Four of the nine outlets visited last week as part of a Waikato DHB operation sold synthetic cannabinoid products to a volunteer aged under 18.
The four dairy owners and employees face enforcement action after selling the products. A fifth outlet faces enforcement action after a staff member sold tobacco to the underage volunteer.
Waikato District Health Board's Population Health staff visited nine retail premises in Hamilton last week during a controlled purchase operation which was part of Operation Dairy, a combined Police and Population Health initiative to curb the use of synthetic cannabinoid products.
The premises were identified last month, during education visits under Operation Dairy, as continuing to sell synthetic cannabinoid products despite community pressure.

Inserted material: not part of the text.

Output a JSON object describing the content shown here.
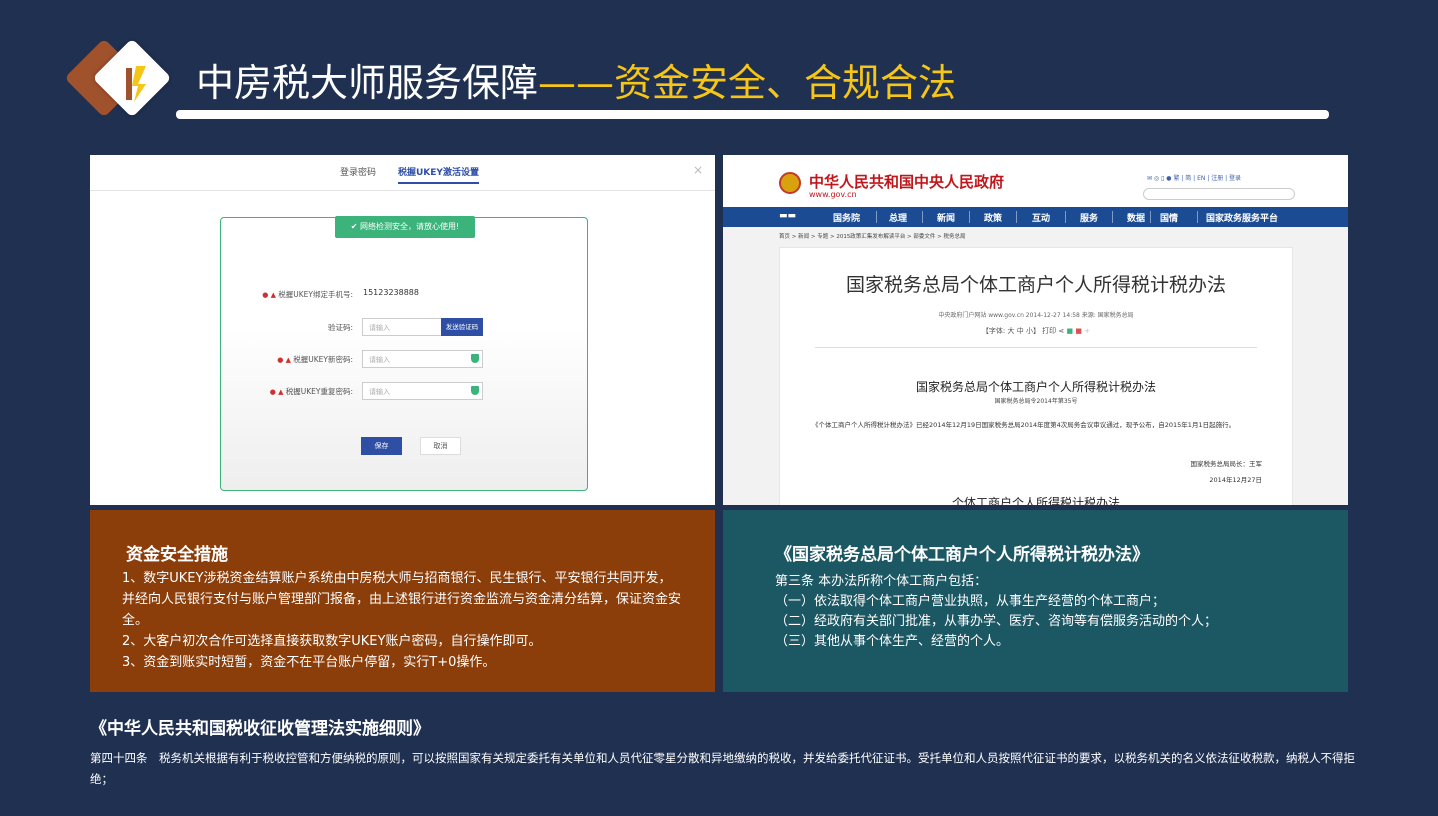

The excuses from the people who sold to the underage volunteer ranged from being "distracted" to "having a bad morning".
One of the outlets was also a Lotto retailer. NZ Lotteries has demanded all its independent retailers stop selling party pills and synthetic cannabis by July 1, or risk losing their Lotto products.
Population Health advisor Nick Young said staff at four of the premises visited followed correct procedure and refused to sell to the 17-year-old volunteer who was briefed to give his correct age when asked. The retailers whose staff complied with the legislation will be notified of their employees' performance.
Reports on the five dairy employees and owners who sold synthetic cannabinoid products - and in one case cigarettes - to the volunteer will be sent to the Ministry of Health in Wellington.
The result for the sellers could range from a warning to a District Court prosecution.
Mr Young was disappointed at the level of non-compliance, especially since the education visits had been carried out within the last month.
He said it might be that retailers, conscious of the impending law changes that could see the products removed from shelves this month, were trying to unload stock without taking care to comply with the age limit restriction.
Hamilton Labour MP Sue Moroney said her party wants The Government to adopt the Psychoactive Substances Bill under urgency.
Peter Dunne's bill would see synthetic cannabis either severely restricted or completely pulled from the shelves when the legislation is passed.
Ms Moroney said the Bill had its second reading last week and that it still had committee stages and a third reading to go.